◆ About this exercise ◆
From the records that follow, copy every line that contains the word "JSON".

'''

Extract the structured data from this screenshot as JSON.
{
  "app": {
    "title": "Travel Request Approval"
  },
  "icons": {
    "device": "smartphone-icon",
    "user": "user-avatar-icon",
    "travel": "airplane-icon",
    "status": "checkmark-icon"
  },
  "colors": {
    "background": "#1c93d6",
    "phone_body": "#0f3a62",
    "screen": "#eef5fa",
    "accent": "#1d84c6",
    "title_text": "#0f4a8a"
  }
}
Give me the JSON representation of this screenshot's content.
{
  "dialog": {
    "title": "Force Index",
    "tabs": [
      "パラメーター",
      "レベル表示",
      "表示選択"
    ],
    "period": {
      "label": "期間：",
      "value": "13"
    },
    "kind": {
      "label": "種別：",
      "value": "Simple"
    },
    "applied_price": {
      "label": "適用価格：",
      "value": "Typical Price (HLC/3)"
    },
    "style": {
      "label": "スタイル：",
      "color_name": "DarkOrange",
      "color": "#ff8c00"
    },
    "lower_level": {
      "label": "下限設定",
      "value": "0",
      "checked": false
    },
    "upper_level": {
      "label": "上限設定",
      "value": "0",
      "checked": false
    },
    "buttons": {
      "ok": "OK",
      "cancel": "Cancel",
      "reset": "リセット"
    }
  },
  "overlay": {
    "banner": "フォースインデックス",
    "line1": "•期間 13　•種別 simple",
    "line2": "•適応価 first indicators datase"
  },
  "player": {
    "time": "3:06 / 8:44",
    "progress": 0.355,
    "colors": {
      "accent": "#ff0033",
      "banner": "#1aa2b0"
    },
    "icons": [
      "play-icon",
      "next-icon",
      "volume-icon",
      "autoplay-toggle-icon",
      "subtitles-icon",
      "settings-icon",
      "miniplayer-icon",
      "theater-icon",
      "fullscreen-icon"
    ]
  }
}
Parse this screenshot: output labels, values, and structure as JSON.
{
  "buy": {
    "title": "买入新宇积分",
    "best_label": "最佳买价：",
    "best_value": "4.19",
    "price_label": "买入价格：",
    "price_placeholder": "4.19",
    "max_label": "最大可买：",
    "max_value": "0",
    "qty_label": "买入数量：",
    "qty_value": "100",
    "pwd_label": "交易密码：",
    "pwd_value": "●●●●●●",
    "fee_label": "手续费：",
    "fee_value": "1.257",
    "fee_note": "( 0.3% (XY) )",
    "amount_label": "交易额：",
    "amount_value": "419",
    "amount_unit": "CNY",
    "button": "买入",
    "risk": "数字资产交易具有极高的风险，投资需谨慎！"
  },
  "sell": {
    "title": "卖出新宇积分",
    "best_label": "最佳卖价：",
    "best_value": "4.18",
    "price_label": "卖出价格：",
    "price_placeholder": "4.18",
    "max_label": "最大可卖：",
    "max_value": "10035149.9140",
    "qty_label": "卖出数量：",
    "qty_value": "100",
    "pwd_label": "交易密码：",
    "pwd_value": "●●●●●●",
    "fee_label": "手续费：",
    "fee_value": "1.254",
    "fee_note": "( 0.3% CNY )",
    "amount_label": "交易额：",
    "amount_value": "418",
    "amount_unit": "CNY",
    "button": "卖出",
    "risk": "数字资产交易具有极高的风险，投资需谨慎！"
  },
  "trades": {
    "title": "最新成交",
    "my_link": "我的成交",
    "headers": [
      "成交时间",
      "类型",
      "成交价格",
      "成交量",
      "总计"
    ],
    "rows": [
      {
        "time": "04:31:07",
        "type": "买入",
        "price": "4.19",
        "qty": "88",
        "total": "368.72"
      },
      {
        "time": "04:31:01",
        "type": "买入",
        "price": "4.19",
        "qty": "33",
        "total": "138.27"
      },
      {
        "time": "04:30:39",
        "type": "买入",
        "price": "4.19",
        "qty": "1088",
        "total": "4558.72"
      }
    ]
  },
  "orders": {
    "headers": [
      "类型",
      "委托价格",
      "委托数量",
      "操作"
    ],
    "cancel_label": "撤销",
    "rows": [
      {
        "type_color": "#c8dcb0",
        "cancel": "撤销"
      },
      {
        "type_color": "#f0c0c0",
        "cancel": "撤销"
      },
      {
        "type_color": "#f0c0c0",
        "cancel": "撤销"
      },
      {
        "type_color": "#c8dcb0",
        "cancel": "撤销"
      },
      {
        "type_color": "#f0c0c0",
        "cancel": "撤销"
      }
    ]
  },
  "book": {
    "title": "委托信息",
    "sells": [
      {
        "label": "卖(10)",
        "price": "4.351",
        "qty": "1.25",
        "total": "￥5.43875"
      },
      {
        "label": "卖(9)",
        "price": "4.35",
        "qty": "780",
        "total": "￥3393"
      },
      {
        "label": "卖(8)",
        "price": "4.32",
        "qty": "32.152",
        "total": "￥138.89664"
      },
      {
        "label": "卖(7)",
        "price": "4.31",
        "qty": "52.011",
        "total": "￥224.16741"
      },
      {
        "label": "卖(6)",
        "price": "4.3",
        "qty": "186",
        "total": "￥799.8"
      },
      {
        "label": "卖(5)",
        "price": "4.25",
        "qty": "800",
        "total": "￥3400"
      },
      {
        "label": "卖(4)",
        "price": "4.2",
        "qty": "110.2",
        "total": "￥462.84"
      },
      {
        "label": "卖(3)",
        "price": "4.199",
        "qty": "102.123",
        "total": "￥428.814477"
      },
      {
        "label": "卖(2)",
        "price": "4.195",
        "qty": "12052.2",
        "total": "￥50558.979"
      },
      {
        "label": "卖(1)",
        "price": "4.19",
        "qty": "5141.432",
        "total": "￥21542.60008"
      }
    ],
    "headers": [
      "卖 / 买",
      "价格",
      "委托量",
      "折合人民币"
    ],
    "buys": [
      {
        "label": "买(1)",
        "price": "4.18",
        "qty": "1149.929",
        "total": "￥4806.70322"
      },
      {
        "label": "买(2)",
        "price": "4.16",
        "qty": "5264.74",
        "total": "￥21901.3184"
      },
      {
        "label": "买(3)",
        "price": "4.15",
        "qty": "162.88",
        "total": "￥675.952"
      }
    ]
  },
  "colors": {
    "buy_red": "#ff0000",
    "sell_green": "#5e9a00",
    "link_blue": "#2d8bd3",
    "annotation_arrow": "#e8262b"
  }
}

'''

◆ The completed task ◆
Extract the structured data from this screenshot as JSON.
Give me the JSON representation of this screenshot's content.
Parse this screenshot: output labels, values, and structure as JSON.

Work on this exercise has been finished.